- Exercise aim: Check each line of the entries. Copy the ones that contain the string "files".

- Stored items from a collection:
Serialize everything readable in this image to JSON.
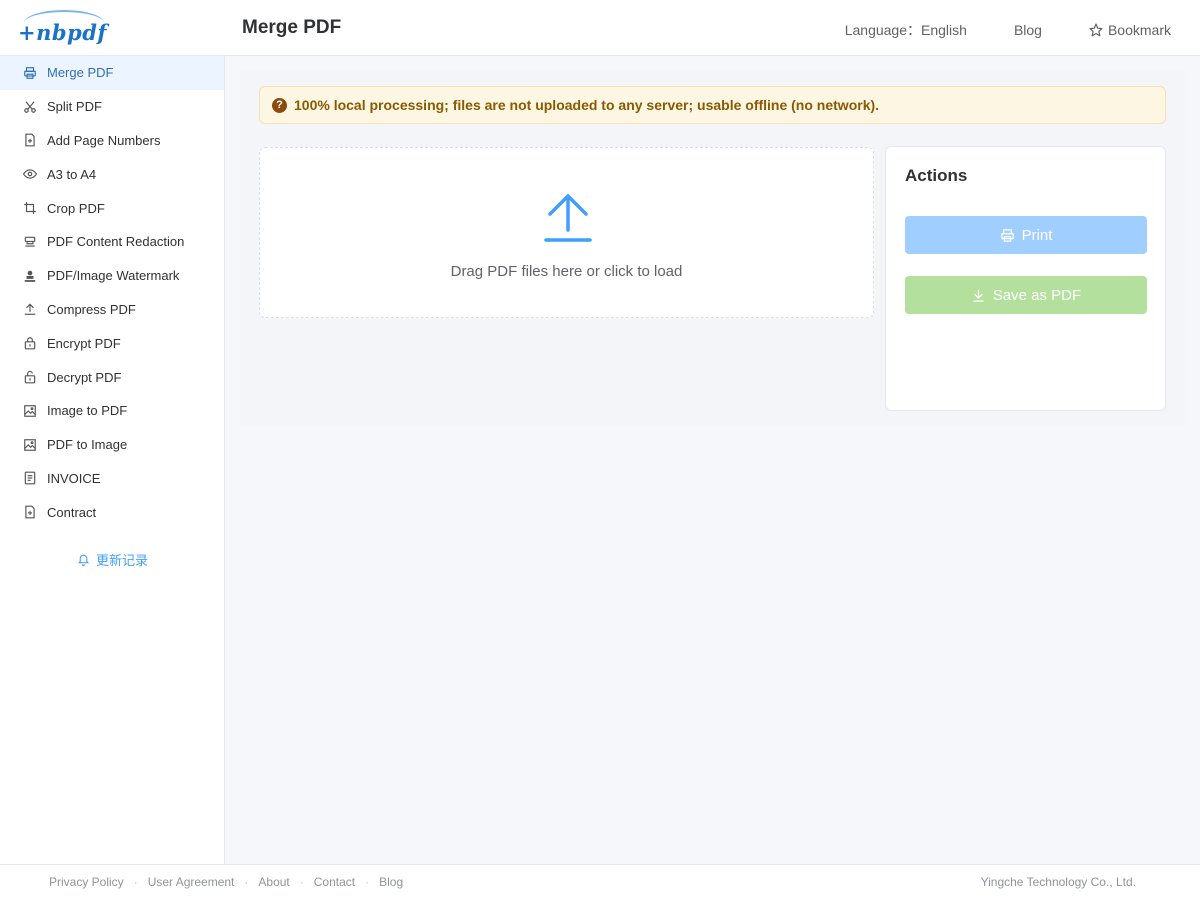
{
  "header": {
    "logo_text": "+nbpdf",
    "title": "Merge PDF",
    "language_label": "Language：English",
    "blog_label": "Blog",
    "bookmark_label": "Bookmark"
  },
  "sidebar": {
    "items": [
      {
        "label": "Merge PDF",
        "icon": "printer-icon",
        "active": true
      },
      {
        "label": "Split PDF",
        "icon": "scissors-icon"
      },
      {
        "label": "Add Page Numbers",
        "icon": "document-add-icon"
      },
      {
        "label": "A3 to A4",
        "icon": "eye-icon"
      },
      {
        "label": "Crop PDF",
        "icon": "crop-icon"
      },
      {
        "label": "PDF Content Redaction",
        "icon": "stamp-icon"
      },
      {
        "label": "PDF/Image Watermark",
        "icon": "watermark-icon"
      },
      {
        "label": "Compress PDF",
        "icon": "upload-icon"
      },
      {
        "label": "Encrypt PDF",
        "icon": "lock-icon"
      },
      {
        "label": "Decrypt PDF",
        "icon": "unlock-icon"
      },
      {
        "label": "Image to PDF",
        "icon": "image-icon"
      },
      {
        "label": "PDF to Image",
        "icon": "image-icon"
      },
      {
        "label": "INVOICE",
        "icon": "tickets-icon"
      },
      {
        "label": "Contract",
        "icon": "document-add-icon"
      }
    ],
    "changelog_label": "更新记录"
  },
  "main": {
    "notice": "100% local processing; files are not uploaded to any server; usable offline (no network).",
    "dropzone_text": "Drag PDF files here or click to load",
    "actions": {
      "title": "Actions",
      "print_label": "Print",
      "save_label": "Save as PDF"
    }
  },
  "footer": {
    "links": [
      "Privacy Policy",
      "User Agreement",
      "About",
      "Contact",
      "Blog"
    ],
    "copyright": "Yingche Technology Co., Ltd."
  },
  "colors": {
    "accent": "#409eff",
    "active_bg": "#ecf5ff",
    "print_button": "#a0cfff",
    "save_button": "#b3e19d",
    "notice_bg": "#fdf6e3",
    "notice_text": "#8a5a00"
  }
}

- Solution to this task:
    "notice": "100% local processing; files are not uploaded to any server; usable offline (no network).",
    "dropzone_text": "Drag PDF files here or click to load",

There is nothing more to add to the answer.